(RECORDED INFORMATION)
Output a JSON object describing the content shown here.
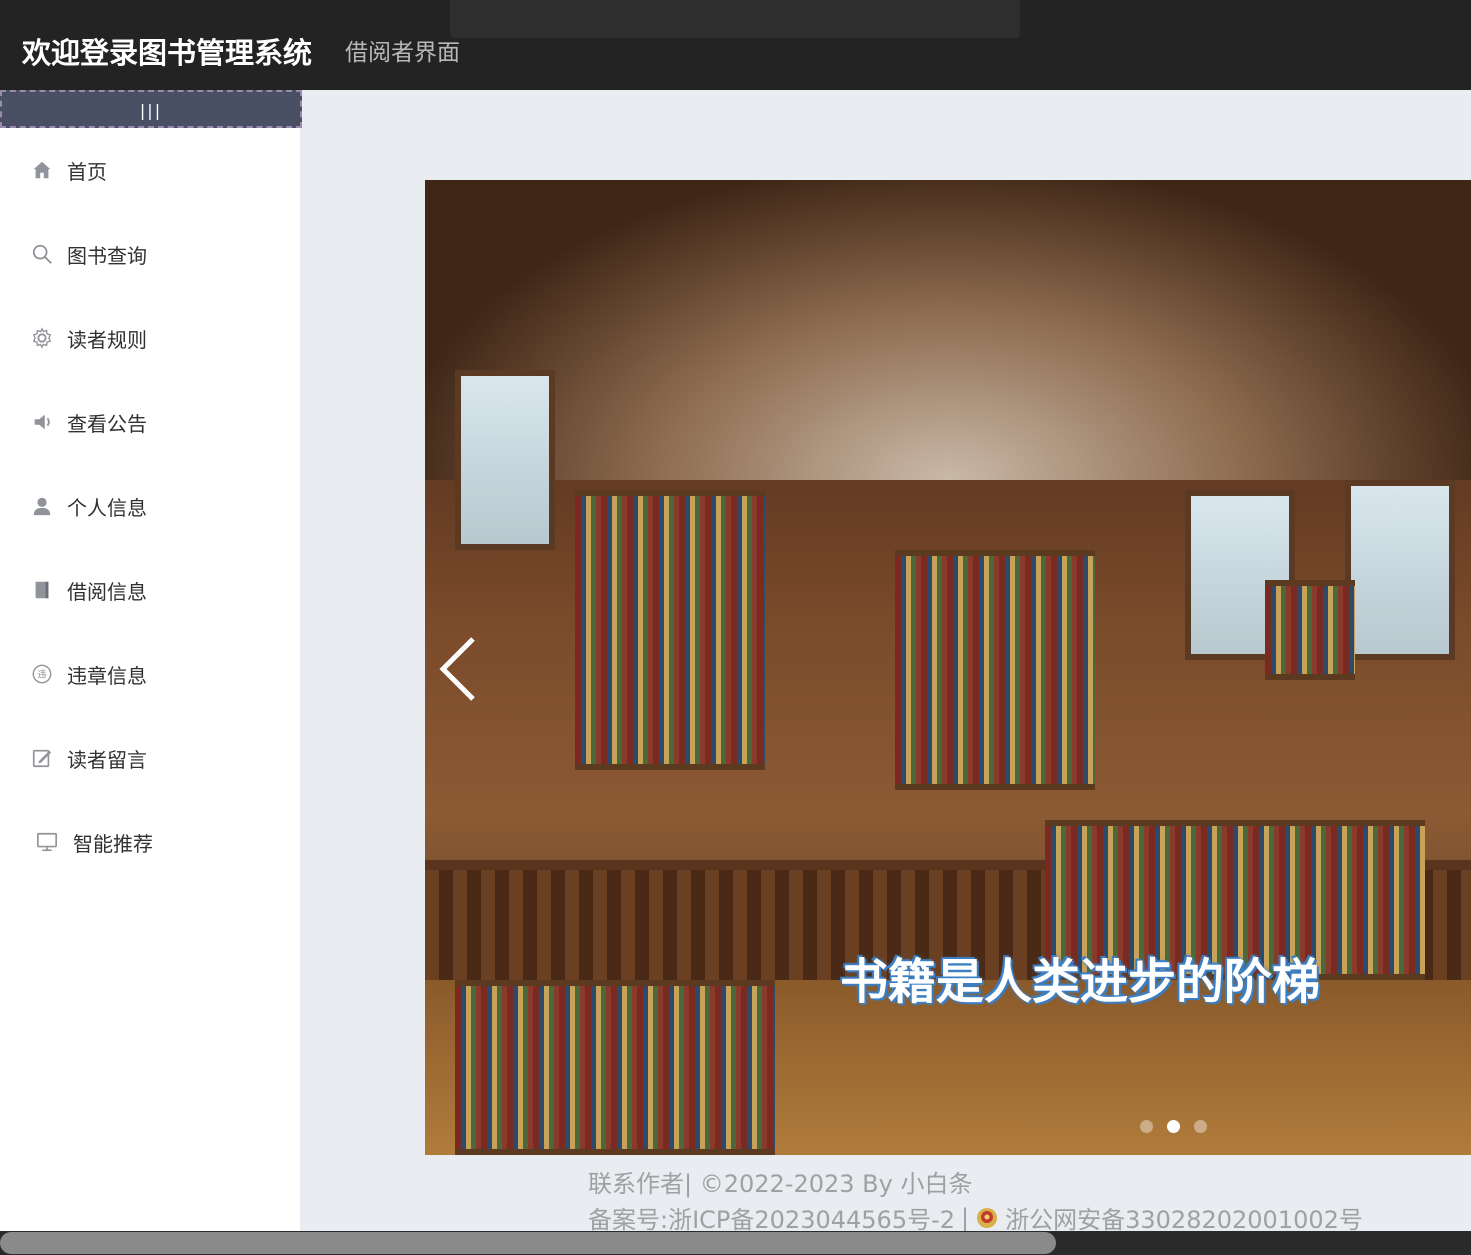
{
  "header": {
    "title": "欢迎登录图书管理系统",
    "subtitle": "借阅者界面"
  },
  "sidebar": {
    "collapse_label": "|||",
    "items": [
      {
        "icon": "home-icon",
        "label": "首页"
      },
      {
        "icon": "search-icon",
        "label": "图书查询"
      },
      {
        "icon": "settings-icon",
        "label": "读者规则"
      },
      {
        "icon": "speaker-icon",
        "label": "查看公告"
      },
      {
        "icon": "user-icon",
        "label": "个人信息"
      },
      {
        "icon": "book-icon",
        "label": "借阅信息"
      },
      {
        "icon": "violation-icon",
        "label": "违章信息"
      },
      {
        "icon": "edit-icon",
        "label": "读者留言"
      },
      {
        "icon": "monitor-icon",
        "label": "智能推荐"
      }
    ],
    "violation_icon_char": "违"
  },
  "carousel": {
    "caption": "书籍是人类进步的阶梯",
    "slide_count": 3,
    "active_index": 1
  },
  "footer": {
    "line1": "联系作者| ©2022-2023 By 小白条",
    "icp": "备案号:浙ICP备2023044565号-2",
    "separator": "|",
    "police": "浙公网安备33028202001002号"
  },
  "colors": {
    "header_bg": "#232323",
    "sidebar_toggle_bg": "#4a5064",
    "content_bg": "#e9ecf1",
    "caption_outline": "#3c7fc4"
  }
}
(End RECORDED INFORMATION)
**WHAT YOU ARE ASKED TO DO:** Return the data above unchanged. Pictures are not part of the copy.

**RESPONSE TO THIS EXERCISE:**
Output a JSON object describing the content shown here.
{
  "header": {
    "title": "欢迎登录图书管理系统",
    "subtitle": "借阅者界面"
  },
  "sidebar": {
    "collapse_label": "|||",
    "items": [
      {
        "icon": "home-icon",
        "label": "首页"
      },
      {
        "icon": "search-icon",
        "label": "图书查询"
      },
      {
        "icon": "settings-icon",
        "label": "读者规则"
      },
      {
        "icon": "speaker-icon",
        "label": "查看公告"
      },
      {
        "icon": "user-icon",
        "label": "个人信息"
      },
      {
        "icon": "book-icon",
        "label": "借阅信息"
      },
      {
        "icon": "violation-icon",
        "label": "违章信息"
      },
      {
        "icon": "edit-icon",
        "label": "读者留言"
      },
      {
        "icon": "monitor-icon",
        "label": "智能推荐"
      }
    ],
    "violation_icon_char": "违"
  },
  "carousel": {
    "caption": "书籍是人类进步的阶梯",
    "slide_count": 3,
    "active_index": 1
  },
  "footer": {
    "line1": "联系作者| ©2022-2023 By 小白条",
    "icp": "备案号:浙ICP备2023044565号-2",
    "separator": "|",
    "police": "浙公网安备33028202001002号"
  },
  "colors": {
    "header_bg": "#232323",
    "sidebar_toggle_bg": "#4a5064",
    "content_bg": "#e9ecf1",
    "caption_outline": "#3c7fc4"
  }
}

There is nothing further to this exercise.